The US$1.9 trillion stimulus package will add significantly to households’ purchasing power. Retail sales in the U.S. shrank 3% month-over-month in February of 2021, following an upwardly revised 7.6% jump in January.7 Housing starts reached the highest rate in 14 years in December as people moved away from the big cities due to the coronavirus pandemic but sank by 10.3% month-over-month in February.8 Prices for U.S. exports rose 1.6% from a month earlier in February 2021 while import prices increased 1.3% month-over-month.9 Canada’s fourth quarter GDP rose to an annualized 9.6%. The annual inflation rate remains low at 1.1% in February. Excluding gasoline, inflation was 1.0%, down from 1.3% in January.10

Despite a sell-off in the last week of the month, U.S. equities ended February on a positive note, with the S&P 500 posting a gain of 2.8%. Smaller caps outperformed, with the S&P Mid Cap 400 and the S&P Small Cap 600 up 6.8% and 7.7%, respectively. Volatility remained high, with the VIX closing the month at 27.95. U.S. Treasury performance was negative. Canadian equities ended February strongly, with the S&P/TSX Composite up 4.4%. Despite a sharp sell-off at month end, the S&P Europe 350 finished February with a gain of 2.7%, while the S&P United Kingdom rose 1.8% in pound sterling terms. Asian equities posted gains in February, with the S&P Pan Asia BMI up 1.7%. Government bonds sold off in February as investors digested a confluence of factors that look set to push inflation higher and could test central banks’ commitments to keep interest rates low for an extended period.

Equity exposure across all models reflects our view that markets are looking through the uncertainty of the pandemic and towards the resumption of more normal life once populations are vaccinated. In March, we maintained the asset allocation that we established in February. We continue to include some exposure to gold as a stabilizer in this volatile environment.
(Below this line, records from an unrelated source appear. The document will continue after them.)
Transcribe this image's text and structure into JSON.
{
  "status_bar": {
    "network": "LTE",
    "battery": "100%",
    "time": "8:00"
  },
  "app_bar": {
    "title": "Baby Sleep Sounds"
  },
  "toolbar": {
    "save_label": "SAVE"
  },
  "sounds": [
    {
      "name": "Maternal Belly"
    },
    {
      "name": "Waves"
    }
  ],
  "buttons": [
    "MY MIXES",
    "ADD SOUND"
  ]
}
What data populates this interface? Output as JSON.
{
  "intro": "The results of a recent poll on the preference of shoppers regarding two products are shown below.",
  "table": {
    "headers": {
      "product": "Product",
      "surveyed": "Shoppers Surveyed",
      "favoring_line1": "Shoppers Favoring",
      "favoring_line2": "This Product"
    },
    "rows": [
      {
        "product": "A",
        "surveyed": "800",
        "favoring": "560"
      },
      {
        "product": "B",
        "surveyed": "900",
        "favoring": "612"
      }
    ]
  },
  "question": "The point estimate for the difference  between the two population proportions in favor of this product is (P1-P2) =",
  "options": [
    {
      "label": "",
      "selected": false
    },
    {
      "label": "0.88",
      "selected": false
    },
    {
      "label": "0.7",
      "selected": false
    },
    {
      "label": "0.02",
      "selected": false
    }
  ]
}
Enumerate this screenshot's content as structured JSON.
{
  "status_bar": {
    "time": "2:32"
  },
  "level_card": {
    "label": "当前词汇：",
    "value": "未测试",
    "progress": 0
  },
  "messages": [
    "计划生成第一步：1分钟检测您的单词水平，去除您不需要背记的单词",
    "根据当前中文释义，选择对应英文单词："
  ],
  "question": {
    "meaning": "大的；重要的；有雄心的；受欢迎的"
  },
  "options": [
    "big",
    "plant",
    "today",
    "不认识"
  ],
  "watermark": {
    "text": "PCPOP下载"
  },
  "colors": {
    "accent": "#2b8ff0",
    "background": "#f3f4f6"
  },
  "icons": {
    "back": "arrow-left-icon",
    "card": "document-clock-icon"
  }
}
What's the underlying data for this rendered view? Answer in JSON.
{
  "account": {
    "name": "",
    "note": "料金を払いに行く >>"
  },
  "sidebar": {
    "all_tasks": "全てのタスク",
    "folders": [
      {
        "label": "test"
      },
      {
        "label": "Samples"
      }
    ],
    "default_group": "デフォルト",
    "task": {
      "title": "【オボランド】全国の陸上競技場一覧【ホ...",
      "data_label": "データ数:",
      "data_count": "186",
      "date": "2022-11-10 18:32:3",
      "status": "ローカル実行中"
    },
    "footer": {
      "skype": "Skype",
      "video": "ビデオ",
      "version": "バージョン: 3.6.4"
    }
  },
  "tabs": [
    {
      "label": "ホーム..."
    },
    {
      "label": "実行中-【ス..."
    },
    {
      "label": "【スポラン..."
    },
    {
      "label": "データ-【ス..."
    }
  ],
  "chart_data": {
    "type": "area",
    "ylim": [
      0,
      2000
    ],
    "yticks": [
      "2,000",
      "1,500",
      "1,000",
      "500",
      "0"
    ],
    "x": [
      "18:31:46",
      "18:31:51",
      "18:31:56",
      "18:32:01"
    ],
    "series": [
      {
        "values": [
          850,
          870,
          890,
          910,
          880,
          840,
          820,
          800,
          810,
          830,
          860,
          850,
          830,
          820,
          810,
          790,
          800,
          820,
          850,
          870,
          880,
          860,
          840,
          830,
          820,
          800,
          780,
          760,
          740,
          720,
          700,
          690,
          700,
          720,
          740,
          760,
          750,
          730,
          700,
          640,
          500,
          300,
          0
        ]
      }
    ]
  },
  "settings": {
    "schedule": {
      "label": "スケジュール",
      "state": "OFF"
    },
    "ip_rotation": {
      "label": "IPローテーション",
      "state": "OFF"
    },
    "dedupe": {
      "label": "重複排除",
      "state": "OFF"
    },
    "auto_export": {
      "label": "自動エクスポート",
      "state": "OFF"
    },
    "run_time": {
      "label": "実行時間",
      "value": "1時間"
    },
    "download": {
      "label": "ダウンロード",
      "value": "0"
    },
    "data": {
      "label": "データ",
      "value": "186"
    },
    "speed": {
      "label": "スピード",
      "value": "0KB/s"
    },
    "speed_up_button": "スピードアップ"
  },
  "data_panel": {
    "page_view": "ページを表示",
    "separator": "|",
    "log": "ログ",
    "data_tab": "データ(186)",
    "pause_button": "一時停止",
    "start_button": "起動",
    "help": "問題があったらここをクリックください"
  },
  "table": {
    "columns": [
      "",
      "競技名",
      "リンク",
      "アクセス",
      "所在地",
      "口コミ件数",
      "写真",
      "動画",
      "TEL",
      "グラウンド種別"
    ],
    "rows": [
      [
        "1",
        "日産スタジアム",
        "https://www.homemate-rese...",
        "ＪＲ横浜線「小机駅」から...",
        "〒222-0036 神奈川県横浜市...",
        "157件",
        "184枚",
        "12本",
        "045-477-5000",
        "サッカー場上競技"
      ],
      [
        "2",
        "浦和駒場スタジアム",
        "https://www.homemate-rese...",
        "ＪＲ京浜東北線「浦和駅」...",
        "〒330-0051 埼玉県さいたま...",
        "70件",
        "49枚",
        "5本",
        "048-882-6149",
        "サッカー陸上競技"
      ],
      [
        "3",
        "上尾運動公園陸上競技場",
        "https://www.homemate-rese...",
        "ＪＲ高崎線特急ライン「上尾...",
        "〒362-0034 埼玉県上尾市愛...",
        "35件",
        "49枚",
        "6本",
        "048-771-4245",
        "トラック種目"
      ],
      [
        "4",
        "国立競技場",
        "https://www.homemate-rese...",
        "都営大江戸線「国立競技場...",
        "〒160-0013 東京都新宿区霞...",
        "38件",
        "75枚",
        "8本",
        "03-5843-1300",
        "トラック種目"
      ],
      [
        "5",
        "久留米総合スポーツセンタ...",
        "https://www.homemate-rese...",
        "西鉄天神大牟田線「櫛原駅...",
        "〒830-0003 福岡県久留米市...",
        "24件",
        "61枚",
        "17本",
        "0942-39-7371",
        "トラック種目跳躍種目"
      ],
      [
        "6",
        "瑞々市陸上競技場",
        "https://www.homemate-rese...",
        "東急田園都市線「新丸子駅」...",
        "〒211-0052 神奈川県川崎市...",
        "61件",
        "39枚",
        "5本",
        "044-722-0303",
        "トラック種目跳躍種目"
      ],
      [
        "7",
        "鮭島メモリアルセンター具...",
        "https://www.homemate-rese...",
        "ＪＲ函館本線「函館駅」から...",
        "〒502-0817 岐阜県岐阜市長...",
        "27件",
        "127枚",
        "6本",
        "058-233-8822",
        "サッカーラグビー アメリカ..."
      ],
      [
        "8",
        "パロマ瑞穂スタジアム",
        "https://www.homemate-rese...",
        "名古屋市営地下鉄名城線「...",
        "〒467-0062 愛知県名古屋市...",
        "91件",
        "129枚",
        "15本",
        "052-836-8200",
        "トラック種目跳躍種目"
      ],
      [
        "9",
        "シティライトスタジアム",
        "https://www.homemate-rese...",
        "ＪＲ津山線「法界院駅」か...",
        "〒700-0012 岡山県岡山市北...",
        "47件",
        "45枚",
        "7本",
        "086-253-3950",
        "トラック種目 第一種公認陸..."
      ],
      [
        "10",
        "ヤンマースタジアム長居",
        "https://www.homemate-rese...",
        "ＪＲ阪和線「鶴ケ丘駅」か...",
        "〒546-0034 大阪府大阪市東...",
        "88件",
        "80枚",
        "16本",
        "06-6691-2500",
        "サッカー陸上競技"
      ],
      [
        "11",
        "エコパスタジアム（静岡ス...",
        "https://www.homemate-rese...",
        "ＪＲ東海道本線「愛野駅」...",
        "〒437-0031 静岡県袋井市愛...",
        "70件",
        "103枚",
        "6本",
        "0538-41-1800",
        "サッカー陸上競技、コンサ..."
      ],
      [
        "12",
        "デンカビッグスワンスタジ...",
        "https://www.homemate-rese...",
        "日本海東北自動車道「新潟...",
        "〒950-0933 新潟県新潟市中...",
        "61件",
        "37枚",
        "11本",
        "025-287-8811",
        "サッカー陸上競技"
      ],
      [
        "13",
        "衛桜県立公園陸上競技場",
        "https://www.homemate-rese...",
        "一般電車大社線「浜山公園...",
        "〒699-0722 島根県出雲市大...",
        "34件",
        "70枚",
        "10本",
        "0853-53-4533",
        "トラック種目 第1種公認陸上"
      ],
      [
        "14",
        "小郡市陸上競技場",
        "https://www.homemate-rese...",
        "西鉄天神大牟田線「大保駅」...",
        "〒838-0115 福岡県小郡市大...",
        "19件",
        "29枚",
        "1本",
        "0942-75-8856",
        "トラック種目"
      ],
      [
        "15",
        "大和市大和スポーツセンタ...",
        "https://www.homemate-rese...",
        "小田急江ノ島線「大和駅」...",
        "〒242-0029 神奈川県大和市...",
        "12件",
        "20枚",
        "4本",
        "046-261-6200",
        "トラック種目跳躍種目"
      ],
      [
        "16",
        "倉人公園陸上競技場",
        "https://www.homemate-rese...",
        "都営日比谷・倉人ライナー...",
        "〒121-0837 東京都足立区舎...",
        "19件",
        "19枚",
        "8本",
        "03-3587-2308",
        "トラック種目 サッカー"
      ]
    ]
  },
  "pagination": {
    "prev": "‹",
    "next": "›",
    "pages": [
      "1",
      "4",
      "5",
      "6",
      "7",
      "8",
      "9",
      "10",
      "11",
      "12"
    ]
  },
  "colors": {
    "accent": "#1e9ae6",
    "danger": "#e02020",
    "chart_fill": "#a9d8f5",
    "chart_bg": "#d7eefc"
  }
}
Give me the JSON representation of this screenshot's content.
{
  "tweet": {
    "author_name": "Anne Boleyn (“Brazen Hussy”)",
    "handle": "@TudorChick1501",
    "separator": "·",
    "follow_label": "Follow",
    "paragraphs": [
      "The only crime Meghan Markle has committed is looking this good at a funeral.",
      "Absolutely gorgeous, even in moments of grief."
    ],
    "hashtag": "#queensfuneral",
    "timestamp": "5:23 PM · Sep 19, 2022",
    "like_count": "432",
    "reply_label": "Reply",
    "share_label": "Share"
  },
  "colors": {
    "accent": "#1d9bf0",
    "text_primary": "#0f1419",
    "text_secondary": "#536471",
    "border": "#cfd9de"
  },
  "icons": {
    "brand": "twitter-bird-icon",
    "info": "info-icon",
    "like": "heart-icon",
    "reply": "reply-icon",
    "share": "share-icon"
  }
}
Shorter duration fixed income has been maintained as the U.S. economy normalizes and inflationary pressures are rising.

The economic reopening and the global stimulus that is underway will lead to improved household liquidity, a wealth effect from rising asset values and lower consumption, healthy consumer balance sheets, and a healing labor market. Our approach to portfolio management is nimble, opportunistic, and deliberate in identifying asset classes that are best placed to generate returns in a new world order. Our focus is on protecting portfolios from downside risk, and we believe that our investment process is working to achieve that goal.


Deborah Frame, President and CIO


1 BCOM Index. December 1 to March 1, 2021.

2 Bloomberg WTI Index. February 21, 2021.

3 Trading Economics. China Debt, BIS Statistics. March 2021.

4 Trading Economics. Australia GDP. March 3, 2021.

5 European Centre for Disease Prevention and Control. March 17, 2021.

6 Trading Economics. Euro Area Inflation. March 17, 2021.

7 Trading Economics. U.S. Retail Sales. March 17, 2021.

8 Trading Economics. U.S. Housing Starts. March 16, 2021.

9 Trading Economics. U.S. Trade. March 17, 2021.

10 Trading Economics. Canada Inflation. March 17, 2021.


Index return data from Bloomberg and S&P Dow Jones Indices Index Dashboard: U.S., Canada, Europe, Asia, Fixed Income. February 28, 2021. Index performance is based on total returns and expressed in the local currency of the index.